#### INPUT DATA:
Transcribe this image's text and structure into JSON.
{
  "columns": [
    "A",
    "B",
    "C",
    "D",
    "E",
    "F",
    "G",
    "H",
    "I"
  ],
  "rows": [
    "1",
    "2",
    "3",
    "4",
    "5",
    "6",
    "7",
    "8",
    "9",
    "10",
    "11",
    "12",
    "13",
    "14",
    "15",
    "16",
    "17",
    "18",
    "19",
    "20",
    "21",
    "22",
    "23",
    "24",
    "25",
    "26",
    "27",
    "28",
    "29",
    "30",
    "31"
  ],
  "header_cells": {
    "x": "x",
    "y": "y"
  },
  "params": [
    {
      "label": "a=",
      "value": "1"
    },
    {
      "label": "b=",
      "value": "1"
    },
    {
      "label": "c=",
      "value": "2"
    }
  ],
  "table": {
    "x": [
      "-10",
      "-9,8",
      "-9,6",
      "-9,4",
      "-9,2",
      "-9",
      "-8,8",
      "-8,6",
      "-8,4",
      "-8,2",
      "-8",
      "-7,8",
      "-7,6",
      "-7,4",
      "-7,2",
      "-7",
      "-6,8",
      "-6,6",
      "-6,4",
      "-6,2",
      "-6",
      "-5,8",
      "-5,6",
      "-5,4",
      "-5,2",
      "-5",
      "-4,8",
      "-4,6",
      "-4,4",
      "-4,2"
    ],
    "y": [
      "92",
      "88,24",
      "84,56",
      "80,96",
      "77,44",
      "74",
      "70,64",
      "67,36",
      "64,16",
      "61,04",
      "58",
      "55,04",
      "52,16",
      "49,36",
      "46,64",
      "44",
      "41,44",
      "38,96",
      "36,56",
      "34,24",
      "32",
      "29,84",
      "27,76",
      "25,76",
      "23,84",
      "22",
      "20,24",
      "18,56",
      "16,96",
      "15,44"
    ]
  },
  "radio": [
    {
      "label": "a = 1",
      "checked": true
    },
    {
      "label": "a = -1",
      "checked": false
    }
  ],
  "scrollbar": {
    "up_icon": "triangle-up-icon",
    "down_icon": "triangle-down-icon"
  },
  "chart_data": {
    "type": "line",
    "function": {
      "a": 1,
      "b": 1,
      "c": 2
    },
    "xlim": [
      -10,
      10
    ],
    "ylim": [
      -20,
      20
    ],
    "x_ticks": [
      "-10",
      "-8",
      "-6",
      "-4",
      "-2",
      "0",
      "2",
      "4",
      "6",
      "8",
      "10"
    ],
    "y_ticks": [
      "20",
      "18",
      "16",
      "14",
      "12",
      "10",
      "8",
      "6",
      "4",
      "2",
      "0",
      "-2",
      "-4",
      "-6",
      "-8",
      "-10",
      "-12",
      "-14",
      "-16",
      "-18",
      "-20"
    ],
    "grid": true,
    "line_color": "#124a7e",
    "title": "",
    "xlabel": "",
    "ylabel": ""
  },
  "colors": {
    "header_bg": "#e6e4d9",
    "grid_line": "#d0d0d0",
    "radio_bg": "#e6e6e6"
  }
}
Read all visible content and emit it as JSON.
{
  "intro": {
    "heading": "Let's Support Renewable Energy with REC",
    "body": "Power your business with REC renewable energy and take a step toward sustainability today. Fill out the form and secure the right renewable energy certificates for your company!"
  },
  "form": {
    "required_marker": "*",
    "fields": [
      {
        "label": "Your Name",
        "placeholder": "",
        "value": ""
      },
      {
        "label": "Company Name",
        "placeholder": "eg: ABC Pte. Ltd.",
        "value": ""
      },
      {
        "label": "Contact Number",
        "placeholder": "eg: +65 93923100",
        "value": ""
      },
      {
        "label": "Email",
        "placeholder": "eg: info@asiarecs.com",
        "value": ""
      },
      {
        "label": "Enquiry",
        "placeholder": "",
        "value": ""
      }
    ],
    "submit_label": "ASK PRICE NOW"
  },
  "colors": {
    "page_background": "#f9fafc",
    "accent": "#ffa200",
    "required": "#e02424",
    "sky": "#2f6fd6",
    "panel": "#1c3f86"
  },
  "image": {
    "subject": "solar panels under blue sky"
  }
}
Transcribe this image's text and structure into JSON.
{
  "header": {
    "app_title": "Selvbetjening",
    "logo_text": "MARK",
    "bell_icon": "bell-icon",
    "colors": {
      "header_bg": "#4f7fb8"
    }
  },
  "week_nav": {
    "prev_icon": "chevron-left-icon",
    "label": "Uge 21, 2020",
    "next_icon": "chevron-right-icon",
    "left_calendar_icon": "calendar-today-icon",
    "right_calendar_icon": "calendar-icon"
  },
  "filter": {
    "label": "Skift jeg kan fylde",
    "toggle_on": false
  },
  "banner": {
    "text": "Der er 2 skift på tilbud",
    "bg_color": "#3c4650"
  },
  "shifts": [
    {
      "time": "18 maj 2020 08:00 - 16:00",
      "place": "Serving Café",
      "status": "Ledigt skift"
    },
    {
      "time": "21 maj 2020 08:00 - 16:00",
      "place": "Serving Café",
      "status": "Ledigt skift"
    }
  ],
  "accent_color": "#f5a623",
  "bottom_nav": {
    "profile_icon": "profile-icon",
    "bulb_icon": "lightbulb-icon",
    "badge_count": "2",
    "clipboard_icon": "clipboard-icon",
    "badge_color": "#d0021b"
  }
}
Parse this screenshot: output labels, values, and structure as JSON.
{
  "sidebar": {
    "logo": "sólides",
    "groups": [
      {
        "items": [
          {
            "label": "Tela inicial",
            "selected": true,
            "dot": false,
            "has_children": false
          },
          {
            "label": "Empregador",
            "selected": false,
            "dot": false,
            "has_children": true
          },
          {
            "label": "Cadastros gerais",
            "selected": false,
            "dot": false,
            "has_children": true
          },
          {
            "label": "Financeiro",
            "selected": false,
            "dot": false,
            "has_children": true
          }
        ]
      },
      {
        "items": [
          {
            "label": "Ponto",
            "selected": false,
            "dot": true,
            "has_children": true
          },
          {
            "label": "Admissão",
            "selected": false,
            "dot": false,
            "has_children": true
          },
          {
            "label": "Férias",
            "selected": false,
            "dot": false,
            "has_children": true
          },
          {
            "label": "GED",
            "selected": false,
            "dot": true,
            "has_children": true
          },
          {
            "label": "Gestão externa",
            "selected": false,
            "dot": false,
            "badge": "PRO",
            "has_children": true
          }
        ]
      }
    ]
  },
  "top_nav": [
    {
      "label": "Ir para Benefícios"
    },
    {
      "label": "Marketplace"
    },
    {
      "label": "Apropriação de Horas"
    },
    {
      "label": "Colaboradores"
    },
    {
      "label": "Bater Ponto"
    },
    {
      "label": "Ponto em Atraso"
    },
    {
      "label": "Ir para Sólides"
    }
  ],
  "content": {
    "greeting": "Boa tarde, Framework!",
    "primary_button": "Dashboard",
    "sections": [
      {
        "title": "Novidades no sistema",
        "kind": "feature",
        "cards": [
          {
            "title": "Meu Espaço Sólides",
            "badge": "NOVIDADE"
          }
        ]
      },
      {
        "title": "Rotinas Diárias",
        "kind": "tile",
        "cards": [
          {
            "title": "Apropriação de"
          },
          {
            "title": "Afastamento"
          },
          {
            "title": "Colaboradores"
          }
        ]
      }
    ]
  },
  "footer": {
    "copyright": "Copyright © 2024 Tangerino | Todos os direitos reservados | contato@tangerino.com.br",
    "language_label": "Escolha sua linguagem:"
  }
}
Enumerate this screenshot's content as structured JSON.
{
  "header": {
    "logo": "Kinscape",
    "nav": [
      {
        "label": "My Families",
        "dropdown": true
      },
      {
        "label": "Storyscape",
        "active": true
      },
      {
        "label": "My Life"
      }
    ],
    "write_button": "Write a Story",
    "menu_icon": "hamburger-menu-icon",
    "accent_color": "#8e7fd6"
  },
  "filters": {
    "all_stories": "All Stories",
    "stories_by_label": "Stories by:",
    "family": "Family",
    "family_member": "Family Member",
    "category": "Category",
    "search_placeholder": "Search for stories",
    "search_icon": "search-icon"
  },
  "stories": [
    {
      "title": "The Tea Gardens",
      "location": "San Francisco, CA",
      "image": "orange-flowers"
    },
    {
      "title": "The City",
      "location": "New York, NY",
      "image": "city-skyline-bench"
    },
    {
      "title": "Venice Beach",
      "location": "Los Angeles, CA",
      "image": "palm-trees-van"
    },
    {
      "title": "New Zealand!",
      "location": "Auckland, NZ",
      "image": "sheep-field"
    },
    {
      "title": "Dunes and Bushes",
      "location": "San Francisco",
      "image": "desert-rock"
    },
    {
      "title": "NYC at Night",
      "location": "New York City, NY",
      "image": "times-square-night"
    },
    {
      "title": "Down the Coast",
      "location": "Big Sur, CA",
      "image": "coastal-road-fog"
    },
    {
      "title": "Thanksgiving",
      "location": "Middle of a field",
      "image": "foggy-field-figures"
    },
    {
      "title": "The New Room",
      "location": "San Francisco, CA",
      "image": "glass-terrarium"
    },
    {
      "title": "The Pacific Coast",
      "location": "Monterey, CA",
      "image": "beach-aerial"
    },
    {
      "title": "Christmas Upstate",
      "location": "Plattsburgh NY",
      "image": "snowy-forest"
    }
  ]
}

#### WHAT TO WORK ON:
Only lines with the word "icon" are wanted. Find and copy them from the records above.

#### ANSWER SECTION:
    "up_icon": "triangle-up-icon",
    "down_icon": "triangle-down-icon"
    "bell_icon": "bell-icon",
    "prev_icon": "chevron-left-icon",
    "next_icon": "chevron-right-icon",
    "left_calendar_icon": "calendar-today-icon",
    "right_calendar_icon": "calendar-icon"
    "profile_icon": "profile-icon",
    "bulb_icon": "lightbulb-icon",
    "clipboard_icon": "clipboard-icon",
    "menu_icon": "hamburger-menu-icon",
    "search_icon": "search-icon"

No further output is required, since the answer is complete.